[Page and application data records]
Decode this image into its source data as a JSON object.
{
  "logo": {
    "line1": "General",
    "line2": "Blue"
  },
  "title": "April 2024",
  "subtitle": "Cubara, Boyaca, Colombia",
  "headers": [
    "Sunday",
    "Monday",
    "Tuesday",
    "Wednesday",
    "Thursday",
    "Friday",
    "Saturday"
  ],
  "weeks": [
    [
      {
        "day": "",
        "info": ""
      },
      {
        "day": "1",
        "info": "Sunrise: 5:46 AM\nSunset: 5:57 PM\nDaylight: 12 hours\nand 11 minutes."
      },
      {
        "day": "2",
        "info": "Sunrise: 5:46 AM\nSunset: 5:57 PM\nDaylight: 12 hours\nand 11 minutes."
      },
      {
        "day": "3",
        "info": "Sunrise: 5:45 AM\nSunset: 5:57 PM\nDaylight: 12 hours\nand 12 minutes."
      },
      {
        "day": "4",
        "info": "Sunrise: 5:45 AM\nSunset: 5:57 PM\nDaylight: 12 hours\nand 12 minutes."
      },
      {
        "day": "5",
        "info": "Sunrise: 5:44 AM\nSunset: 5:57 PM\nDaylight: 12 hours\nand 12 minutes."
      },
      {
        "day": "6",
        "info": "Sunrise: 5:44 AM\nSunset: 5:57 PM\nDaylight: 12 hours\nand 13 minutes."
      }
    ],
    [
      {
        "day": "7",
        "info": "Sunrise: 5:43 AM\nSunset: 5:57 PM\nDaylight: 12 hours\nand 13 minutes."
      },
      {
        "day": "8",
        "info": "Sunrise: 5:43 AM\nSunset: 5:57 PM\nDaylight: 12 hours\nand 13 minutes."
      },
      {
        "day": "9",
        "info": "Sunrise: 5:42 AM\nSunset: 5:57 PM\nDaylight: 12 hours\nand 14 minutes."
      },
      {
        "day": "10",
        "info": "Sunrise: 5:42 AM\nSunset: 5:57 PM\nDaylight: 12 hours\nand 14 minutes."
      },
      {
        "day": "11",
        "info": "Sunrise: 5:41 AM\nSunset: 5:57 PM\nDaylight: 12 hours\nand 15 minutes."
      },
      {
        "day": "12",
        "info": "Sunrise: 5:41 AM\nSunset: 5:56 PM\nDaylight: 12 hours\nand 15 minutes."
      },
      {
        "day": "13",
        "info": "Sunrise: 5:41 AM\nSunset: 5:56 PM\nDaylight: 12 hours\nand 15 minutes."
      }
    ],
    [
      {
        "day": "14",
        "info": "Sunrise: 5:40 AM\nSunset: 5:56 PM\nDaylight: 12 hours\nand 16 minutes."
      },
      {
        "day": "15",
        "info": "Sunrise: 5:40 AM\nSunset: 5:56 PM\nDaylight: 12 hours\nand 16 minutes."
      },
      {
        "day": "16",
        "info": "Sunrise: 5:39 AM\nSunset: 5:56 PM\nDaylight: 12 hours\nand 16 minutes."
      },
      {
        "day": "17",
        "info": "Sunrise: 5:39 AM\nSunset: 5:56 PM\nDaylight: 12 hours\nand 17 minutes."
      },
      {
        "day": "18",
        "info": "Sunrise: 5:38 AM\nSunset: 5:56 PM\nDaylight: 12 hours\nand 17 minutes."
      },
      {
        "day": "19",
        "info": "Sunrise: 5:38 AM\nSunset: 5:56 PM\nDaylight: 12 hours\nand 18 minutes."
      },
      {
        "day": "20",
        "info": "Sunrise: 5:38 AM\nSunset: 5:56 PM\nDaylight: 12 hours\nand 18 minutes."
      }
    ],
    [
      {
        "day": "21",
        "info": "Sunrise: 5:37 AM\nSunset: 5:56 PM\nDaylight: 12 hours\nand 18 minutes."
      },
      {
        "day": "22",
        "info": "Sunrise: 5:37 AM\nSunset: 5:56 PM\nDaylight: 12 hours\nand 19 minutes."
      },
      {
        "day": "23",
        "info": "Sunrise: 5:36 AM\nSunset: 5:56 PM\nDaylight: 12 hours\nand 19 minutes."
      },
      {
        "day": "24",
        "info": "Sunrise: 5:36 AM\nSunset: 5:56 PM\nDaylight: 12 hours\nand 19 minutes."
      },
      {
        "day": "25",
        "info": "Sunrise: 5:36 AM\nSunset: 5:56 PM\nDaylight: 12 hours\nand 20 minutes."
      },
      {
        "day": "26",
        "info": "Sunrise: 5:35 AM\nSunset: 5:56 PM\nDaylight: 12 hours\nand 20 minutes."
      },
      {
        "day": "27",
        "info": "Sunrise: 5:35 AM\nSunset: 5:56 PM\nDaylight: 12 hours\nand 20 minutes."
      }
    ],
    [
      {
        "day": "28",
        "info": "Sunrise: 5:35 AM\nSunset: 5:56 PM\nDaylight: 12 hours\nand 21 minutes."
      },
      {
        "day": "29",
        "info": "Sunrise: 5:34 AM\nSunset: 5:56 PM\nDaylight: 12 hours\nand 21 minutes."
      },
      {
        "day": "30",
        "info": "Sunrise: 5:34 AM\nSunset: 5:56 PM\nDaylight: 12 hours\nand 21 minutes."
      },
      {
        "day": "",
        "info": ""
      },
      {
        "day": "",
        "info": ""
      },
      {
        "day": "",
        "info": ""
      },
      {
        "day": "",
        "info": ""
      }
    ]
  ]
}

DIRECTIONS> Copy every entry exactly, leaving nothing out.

FINISHED TASK>
Decode this image into its source data as a JSON object.
{
  "logo": {
    "line1": "General",
    "line2": "Blue"
  },
  "title": "April 2024",
  "subtitle": "Cubara, Boyaca, Colombia",
  "headers": [
    "Sunday",
    "Monday",
    "Tuesday",
    "Wednesday",
    "Thursday",
    "Friday",
    "Saturday"
  ],
  "weeks": [
    [
      {
        "day": "",
        "info": ""
      },
      {
        "day": "1",
        "info": "Sunrise: 5:46 AM\nSunset: 5:57 PM\nDaylight: 12 hours\nand 11 minutes."
      },
      {
        "day": "2",
        "info": "Sunrise: 5:46 AM\nSunset: 5:57 PM\nDaylight: 12 hours\nand 11 minutes."
      },
      {
        "day": "3",
        "info": "Sunrise: 5:45 AM\nSunset: 5:57 PM\nDaylight: 12 hours\nand 12 minutes."
      },
      {
        "day": "4",
        "info": "Sunrise: 5:45 AM\nSunset: 5:57 PM\nDaylight: 12 hours\nand 12 minutes."
      },
      {
        "day": "5",
        "info": "Sunrise: 5:44 AM\nSunset: 5:57 PM\nDaylight: 12 hours\nand 12 minutes."
      },
      {
        "day": "6",
        "info": "Sunrise: 5:44 AM\nSunset: 5:57 PM\nDaylight: 12 hours\nand 13 minutes."
      }
    ],
    [
      {
        "day": "7",
        "info": "Sunrise: 5:43 AM\nSunset: 5:57 PM\nDaylight: 12 hours\nand 13 minutes."
      },
      {
        "day": "8",
        "info": "Sunrise: 5:43 AM\nSunset: 5:57 PM\nDaylight: 12 hours\nand 13 minutes."
      },
      {
        "day": "9",
        "info": "Sunrise: 5:42 AM\nSunset: 5:57 PM\nDaylight: 12 hours\nand 14 minutes."
      },
      {
        "day": "10",
        "info": "Sunrise: 5:42 AM\nSunset: 5:57 PM\nDaylight: 12 hours\nand 14 minutes."
      },
      {
        "day": "11",
        "info": "Sunrise: 5:41 AM\nSunset: 5:57 PM\nDaylight: 12 hours\nand 15 minutes."
      },
      {
        "day": "12",
        "info": "Sunrise: 5:41 AM\nSunset: 5:56 PM\nDaylight: 12 hours\nand 15 minutes."
      },
      {
        "day": "13",
        "info": "Sunrise: 5:41 AM\nSunset: 5:56 PM\nDaylight: 12 hours\nand 15 minutes."
      }
    ],
    [
      {
        "day": "14",
        "info": "Sunrise: 5:40 AM\nSunset: 5:56 PM\nDaylight: 12 hours\nand 16 minutes."
      },
      {
        "day": "15",
        "info": "Sunrise: 5:40 AM\nSunset: 5:56 PM\nDaylight: 12 hours\nand 16 minutes."
      },
      {
        "day": "16",
        "info": "Sunrise: 5:39 AM\nSunset: 5:56 PM\nDaylight: 12 hours\nand 16 minutes."
      },
      {
        "day": "17",
        "info": "Sunrise: 5:39 AM\nSunset: 5:56 PM\nDaylight: 12 hours\nand 17 minutes."
      },
      {
        "day": "18",
        "info": "Sunrise: 5:38 AM\nSunset: 5:56 PM\nDaylight: 12 hours\nand 17 minutes."
      },
      {
        "day": "19",
        "info": "Sunrise: 5:38 AM\nSunset: 5:56 PM\nDaylight: 12 hours\nand 18 minutes."
      },
      {
        "day": "20",
        "info": "Sunrise: 5:38 AM\nSunset: 5:56 PM\nDaylight: 12 hours\nand 18 minutes."
      }
    ],
    [
      {
        "day": "21",
        "info": "Sunrise: 5:37 AM\nSunset: 5:56 PM\nDaylight: 12 hours\nand 18 minutes."
      },
      {
        "day": "22",
        "info": "Sunrise: 5:37 AM\nSunset: 5:56 PM\nDaylight: 12 hours\nand 19 minutes."
      },
      {
        "day": "23",
        "info": "Sunrise: 5:36 AM\nSunset: 5:56 PM\nDaylight: 12 hours\nand 19 minutes."
      },
      {
        "day": "24",
        "info": "Sunrise: 5:36 AM\nSunset: 5:56 PM\nDaylight: 12 hours\nand 19 minutes."
      },
      {
        "day": "25",
        "info": "Sunrise: 5:36 AM\nSunset: 5:56 PM\nDaylight: 12 hours\nand 20 minutes."
      },
      {
        "day": "26",
        "info": "Sunrise: 5:35 AM\nSunset: 5:56 PM\nDaylight: 12 hours\nand 20 minutes."
      },
      {
        "day": "27",
        "info": "Sunrise: 5:35 AM\nSunset: 5:56 PM\nDaylight: 12 hours\nand 20 minutes."
      }
    ],
    [
      {
        "day": "28",
        "info": "Sunrise: 5:35 AM\nSunset: 5:56 PM\nDaylight: 12 hours\nand 21 minutes."
      },
      {
        "day": "29",
        "info": "Sunrise: 5:34 AM\nSunset: 5:56 PM\nDaylight: 12 hours\nand 21 minutes."
      },
      {
        "day": "30",
        "info": "Sunrise: 5:34 AM\nSunset: 5:56 PM\nDaylight: 12 hours\nand 21 minutes."
      },
      {
        "day": "",
        "info": ""
      },
      {
        "day": "",
        "info": ""
      },
      {
        "day": "",
        "info": ""
      },
      {
        "day": "",
        "info": ""
      }
    ]
  ]
}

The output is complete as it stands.